No, we can’t rely on every soccer parent in the country to develop their children with the same focus and knowledge that Mark Pulisic developed his son, Christian, with. A lot of the responsibility lands on the shoulders of youth coaches starting from ages 6 and up. However, according to renowned youth coach Tom Byer, the crucial stage for a child’s development of technical skills lies between the moment a boy or girl is able to walk and the age of six. During that window, a child who is given a small ball to play with every day of the week for hours on end will (hopefully) develop the technical skills good enough to compete with those kids in Brazil and Germany who do this just as much. That’s what Pulisic did, and that must be the standard for a majority of soccer-loving parents that hope to raise future US Soccer stars.

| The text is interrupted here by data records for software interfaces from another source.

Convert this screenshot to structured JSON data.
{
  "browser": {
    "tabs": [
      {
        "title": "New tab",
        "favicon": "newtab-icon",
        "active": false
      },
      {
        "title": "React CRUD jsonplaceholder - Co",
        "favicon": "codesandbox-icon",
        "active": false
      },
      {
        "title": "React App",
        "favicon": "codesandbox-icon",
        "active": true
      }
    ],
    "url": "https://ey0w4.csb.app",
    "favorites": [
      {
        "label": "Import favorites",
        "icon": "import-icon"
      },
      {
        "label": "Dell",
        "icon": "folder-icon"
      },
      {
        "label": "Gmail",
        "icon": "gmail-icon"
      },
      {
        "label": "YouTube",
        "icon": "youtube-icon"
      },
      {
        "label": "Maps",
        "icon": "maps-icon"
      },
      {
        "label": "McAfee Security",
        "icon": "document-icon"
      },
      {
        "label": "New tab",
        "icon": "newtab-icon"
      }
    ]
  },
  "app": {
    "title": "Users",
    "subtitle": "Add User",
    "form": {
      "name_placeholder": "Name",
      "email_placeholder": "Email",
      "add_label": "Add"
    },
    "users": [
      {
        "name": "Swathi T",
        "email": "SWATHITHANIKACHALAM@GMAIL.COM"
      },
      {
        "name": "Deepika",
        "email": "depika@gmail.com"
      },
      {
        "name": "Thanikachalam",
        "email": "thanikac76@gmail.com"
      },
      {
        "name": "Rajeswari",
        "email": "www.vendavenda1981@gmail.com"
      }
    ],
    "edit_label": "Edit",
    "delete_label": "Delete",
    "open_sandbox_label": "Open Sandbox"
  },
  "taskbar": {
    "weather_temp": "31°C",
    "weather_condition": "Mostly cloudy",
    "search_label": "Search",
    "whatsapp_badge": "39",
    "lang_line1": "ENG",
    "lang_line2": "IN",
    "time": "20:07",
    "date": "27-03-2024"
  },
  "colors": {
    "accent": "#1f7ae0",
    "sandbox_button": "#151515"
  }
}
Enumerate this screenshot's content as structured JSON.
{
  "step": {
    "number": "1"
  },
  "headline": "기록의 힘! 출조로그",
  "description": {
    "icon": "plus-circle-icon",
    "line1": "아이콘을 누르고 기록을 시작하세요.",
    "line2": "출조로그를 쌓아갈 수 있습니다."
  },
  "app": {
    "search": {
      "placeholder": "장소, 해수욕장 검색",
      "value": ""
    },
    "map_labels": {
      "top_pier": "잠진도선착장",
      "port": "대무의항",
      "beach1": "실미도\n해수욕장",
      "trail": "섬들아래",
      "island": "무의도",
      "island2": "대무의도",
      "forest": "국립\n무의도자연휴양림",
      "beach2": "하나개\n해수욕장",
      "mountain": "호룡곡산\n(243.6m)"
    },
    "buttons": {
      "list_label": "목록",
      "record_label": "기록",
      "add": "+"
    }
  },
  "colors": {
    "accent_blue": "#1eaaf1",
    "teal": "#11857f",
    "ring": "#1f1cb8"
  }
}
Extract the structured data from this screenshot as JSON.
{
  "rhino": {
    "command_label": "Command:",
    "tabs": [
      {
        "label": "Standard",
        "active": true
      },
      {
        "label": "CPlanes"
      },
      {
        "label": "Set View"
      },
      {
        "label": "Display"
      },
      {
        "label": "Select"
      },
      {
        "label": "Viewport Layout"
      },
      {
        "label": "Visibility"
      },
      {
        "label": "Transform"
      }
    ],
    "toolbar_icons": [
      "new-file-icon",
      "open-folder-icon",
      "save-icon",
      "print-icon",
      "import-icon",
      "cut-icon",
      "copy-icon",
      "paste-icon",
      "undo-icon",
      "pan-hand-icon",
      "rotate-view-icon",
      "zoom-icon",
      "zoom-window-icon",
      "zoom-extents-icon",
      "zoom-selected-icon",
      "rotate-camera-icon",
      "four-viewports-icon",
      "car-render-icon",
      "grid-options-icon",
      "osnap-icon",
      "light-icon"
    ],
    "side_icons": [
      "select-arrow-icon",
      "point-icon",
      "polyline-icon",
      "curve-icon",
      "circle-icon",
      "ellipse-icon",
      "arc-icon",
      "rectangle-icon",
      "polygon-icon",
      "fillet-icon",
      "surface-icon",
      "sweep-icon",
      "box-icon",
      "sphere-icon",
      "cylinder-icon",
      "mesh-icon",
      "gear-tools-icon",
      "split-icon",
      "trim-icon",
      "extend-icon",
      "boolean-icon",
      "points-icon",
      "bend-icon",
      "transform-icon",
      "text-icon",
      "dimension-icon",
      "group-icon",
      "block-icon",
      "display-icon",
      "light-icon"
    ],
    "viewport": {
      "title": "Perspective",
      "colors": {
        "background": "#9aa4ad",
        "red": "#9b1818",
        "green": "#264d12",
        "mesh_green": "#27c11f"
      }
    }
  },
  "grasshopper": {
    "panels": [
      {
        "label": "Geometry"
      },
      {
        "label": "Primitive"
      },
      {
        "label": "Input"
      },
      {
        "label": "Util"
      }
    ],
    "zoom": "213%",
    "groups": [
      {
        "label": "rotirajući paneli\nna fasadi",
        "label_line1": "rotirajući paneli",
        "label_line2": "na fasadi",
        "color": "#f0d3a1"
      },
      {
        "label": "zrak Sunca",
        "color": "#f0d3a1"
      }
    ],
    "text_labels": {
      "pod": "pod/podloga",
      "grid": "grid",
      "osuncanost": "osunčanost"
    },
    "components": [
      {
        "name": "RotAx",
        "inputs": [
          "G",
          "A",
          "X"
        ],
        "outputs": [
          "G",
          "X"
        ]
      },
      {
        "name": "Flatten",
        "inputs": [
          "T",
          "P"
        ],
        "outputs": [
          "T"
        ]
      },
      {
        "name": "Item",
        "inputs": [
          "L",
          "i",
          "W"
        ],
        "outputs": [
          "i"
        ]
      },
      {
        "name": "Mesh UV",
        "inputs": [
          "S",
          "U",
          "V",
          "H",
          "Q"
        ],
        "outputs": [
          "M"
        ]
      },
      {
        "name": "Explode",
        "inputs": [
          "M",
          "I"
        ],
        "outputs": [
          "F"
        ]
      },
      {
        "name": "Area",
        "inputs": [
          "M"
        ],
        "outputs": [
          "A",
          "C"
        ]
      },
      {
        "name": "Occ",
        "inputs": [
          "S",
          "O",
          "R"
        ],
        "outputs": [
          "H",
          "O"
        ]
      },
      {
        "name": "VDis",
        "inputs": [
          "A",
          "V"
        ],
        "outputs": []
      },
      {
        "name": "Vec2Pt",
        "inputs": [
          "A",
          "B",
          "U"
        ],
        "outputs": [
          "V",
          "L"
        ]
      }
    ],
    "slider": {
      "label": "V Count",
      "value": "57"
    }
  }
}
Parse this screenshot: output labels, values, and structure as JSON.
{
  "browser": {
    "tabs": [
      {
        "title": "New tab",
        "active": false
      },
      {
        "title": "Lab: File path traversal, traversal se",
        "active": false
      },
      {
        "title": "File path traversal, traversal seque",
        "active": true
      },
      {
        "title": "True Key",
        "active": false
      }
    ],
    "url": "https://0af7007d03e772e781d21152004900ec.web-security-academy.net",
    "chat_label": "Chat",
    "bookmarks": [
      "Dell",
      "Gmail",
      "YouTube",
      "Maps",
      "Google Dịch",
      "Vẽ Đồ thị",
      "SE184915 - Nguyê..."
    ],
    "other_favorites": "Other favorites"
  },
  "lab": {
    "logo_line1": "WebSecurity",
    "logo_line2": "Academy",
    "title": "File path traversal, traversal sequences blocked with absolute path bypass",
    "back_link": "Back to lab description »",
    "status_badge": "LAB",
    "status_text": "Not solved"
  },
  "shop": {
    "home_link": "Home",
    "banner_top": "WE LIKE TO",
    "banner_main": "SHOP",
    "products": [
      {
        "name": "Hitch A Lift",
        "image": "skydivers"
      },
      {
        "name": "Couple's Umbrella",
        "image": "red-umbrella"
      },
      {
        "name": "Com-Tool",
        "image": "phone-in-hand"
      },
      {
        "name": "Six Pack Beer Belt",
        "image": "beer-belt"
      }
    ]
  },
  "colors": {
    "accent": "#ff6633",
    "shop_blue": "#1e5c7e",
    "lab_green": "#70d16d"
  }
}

Let’s say all of these institutions are put in place today. We still don’t have the culture that feeds a successful soccer institution. Soccer is strides behind American football and basketball at the moment in terms of popularity. This means a majority of physically gifted and intelligent athletes will probably choose one of those sports instead of the beautiful game from a young age. If LeBron James had, however hypothetical, chosen soccer when he was a child, I’d bet that his physical strength and in-game intelligence would have developed just as well for soccer as it has for basketball. It’s an issue that has plagued countries like the Finland and Canada (ice hockey) and India (cricket) for generations; we’re losing potential soccer stars for other sports.
If by 2025, the United States puts in place a promotion/relegation system for league soccer, instills the concept of “Soccer Starts at Home” with parents across the country, and the sports culture begins to shift towards a soccer-dominated society, we may stand a chance within our lifetimes of lifting a World Cup. That’s not even mentioning that a seven or eight year timeline is very ambitious, to say the least.Embed from Getty Images
To close, I should say that we can’t completely chalk this failure up to a structural problem. As I’ve laid out, I am of the opinion that we need to begin discussing change and acting upon it, but the 11 players deployed in a US kit last night weren’t necessarily bad. We have the talent and the ambition – Pulisic, DeAndre Yedlin, Kellyn Acosta, Paul Arriola, and Bobby Wood represent a new generation of talent ready to take on more responsibility.
Let us not underestimate what this loss means for US Soccer. The potential for a “lost generation” is very scary, as the national pride evoked from watching the US during the World Cup won’t be attained until 2022 at the earliest. It’s a catastrophic failure, and only discussion and action will lift us out of this pit of doom.
Featured Image provided by Sports Illustrated.